(INPUT begins)

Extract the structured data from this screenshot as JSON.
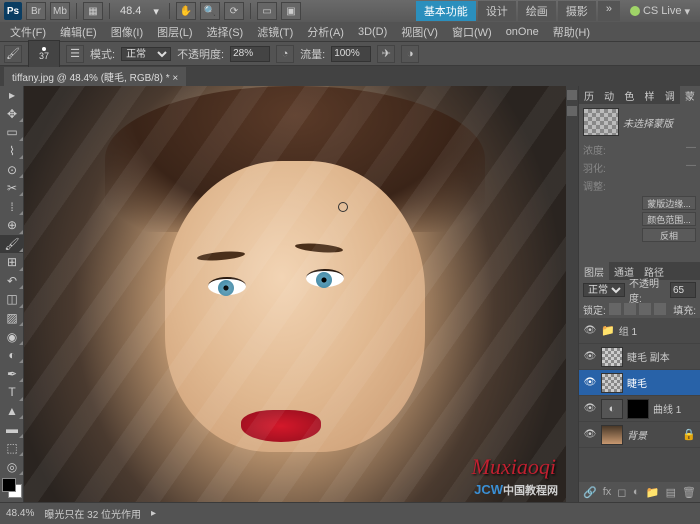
{
  "top": {
    "zoom": "48.4",
    "cslive": "CS Live"
  },
  "workspace": {
    "tabs": [
      "基本功能",
      "设计",
      "绘画",
      "摄影"
    ],
    "active": 0
  },
  "menu": [
    "文件(F)",
    "编辑(E)",
    "图像(I)",
    "图层(L)",
    "选择(S)",
    "滤镜(T)",
    "分析(A)",
    "3D(D)",
    "视图(V)",
    "窗口(W)",
    "onOne",
    "帮助(H)"
  ],
  "options": {
    "brush_size": "37",
    "mode_label": "模式:",
    "mode_value": "正常",
    "opacity_label": "不透明度:",
    "opacity_value": "28%",
    "flow_label": "流量:",
    "flow_value": "100%"
  },
  "doc_tab": "tiffany.jpg @ 48.4% (睫毛, RGB/8) * ×",
  "panels1": {
    "tabs": [
      "历史",
      "动作",
      "色板",
      "样式",
      "调整",
      "蒙版"
    ],
    "active": 5,
    "mask_title": "未选择蒙版",
    "density_label": "浓度:",
    "feather_label": "羽化:",
    "adjust_label": "调整:",
    "btn1": "蒙版边缘...",
    "btn2": "颜色范围...",
    "btn3": "反相"
  },
  "layers": {
    "tabs": [
      "图层",
      "通道",
      "路径"
    ],
    "active": 0,
    "blend": "正常",
    "opacity_label": "不透明度:",
    "opacity_value": "65",
    "lock_label": "锁定:",
    "fill_label": "填充:",
    "items": [
      {
        "name": "组 1",
        "group": true
      },
      {
        "name": "睫毛 副本"
      },
      {
        "name": "睫毛",
        "selected": true
      },
      {
        "name": "曲线 1",
        "adj": true
      },
      {
        "name": "背景",
        "bg": true
      }
    ]
  },
  "status": {
    "zoom": "48.4%",
    "info": "曝光只在 32 位光作用"
  },
  "watermark": {
    "sig": "Muxiaoqi",
    "site": "JCW",
    "cn": "中国教程网"
  }
}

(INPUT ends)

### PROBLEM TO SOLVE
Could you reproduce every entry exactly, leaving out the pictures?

### REPLY TO THE TASK
Extract the structured data from this screenshot as JSON.
{
  "top": {
    "zoom": "48.4",
    "cslive": "CS Live"
  },
  "workspace": {
    "tabs": [
      "基本功能",
      "设计",
      "绘画",
      "摄影"
    ],
    "active": 0
  },
  "menu": [
    "文件(F)",
    "编辑(E)",
    "图像(I)",
    "图层(L)",
    "选择(S)",
    "滤镜(T)",
    "分析(A)",
    "3D(D)",
    "视图(V)",
    "窗口(W)",
    "onOne",
    "帮助(H)"
  ],
  "options": {
    "brush_size": "37",
    "mode_label": "模式:",
    "mode_value": "正常",
    "opacity_label": "不透明度:",
    "opacity_value": "28%",
    "flow_label": "流量:",
    "flow_value": "100%"
  },
  "doc_tab": "tiffany.jpg @ 48.4% (睫毛, RGB/8) * ×",
  "panels1": {
    "tabs": [
      "历史",
      "动作",
      "色板",
      "样式",
      "调整",
      "蒙版"
    ],
    "active": 5,
    "mask_title": "未选择蒙版",
    "density_label": "浓度:",
    "feather_label": "羽化:",
    "adjust_label": "调整:",
    "btn1": "蒙版边缘...",
    "btn2": "颜色范围...",
    "btn3": "反相"
  },
  "layers": {
    "tabs": [
      "图层",
      "通道",
      "路径"
    ],
    "active": 0,
    "blend": "正常",
    "opacity_label": "不透明度:",
    "opacity_value": "65",
    "lock_label": "锁定:",
    "fill_label": "填充:",
    "items": [
      {
        "name": "组 1",
        "group": true
      },
      {
        "name": "睫毛 副本"
      },
      {
        "name": "睫毛",
        "selected": true
      },
      {
        "name": "曲线 1",
        "adj": true
      },
      {
        "name": "背景",
        "bg": true
      }
    ]
  },
  "status": {
    "zoom": "48.4%",
    "info": "曝光只在 32 位光作用"
  },
  "watermark": {
    "sig": "Muxiaoqi",
    "site": "JCW",
    "cn": "中国教程网"
  }
}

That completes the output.